(Data about app and page elements)
::::

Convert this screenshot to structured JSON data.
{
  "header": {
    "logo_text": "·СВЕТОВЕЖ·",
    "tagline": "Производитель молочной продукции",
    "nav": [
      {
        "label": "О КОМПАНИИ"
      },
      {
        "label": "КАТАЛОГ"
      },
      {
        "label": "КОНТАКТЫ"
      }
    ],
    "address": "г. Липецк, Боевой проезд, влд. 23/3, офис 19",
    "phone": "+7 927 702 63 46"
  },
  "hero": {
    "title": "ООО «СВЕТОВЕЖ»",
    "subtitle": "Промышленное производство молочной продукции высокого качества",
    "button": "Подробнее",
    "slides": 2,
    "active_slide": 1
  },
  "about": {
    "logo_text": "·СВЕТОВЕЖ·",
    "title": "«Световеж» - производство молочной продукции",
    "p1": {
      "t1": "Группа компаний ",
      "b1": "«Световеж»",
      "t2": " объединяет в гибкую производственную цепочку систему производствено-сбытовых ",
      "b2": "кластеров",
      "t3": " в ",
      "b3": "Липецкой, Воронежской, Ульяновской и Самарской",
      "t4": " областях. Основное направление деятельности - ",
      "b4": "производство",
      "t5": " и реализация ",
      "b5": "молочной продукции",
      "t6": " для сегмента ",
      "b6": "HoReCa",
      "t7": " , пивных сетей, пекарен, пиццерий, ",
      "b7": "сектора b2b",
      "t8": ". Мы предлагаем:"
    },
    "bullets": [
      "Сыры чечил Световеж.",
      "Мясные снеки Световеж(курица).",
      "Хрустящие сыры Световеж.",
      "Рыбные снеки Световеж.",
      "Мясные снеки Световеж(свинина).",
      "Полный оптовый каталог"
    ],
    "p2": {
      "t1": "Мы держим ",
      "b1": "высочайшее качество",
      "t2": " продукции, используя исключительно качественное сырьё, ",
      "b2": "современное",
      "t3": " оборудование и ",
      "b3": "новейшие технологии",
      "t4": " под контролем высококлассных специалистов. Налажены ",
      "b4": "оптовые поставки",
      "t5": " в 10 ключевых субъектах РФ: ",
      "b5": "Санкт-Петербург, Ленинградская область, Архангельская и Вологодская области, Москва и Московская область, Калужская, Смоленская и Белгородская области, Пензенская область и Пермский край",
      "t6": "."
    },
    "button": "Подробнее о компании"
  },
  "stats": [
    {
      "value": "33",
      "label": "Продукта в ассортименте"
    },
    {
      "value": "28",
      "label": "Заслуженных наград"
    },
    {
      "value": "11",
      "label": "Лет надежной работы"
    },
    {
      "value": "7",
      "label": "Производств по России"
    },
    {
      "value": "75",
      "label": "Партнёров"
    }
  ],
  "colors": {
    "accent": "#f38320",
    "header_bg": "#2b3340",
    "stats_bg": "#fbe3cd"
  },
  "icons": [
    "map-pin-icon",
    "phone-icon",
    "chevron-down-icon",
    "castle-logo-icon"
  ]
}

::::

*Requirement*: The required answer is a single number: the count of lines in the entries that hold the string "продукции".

*Task output*: 5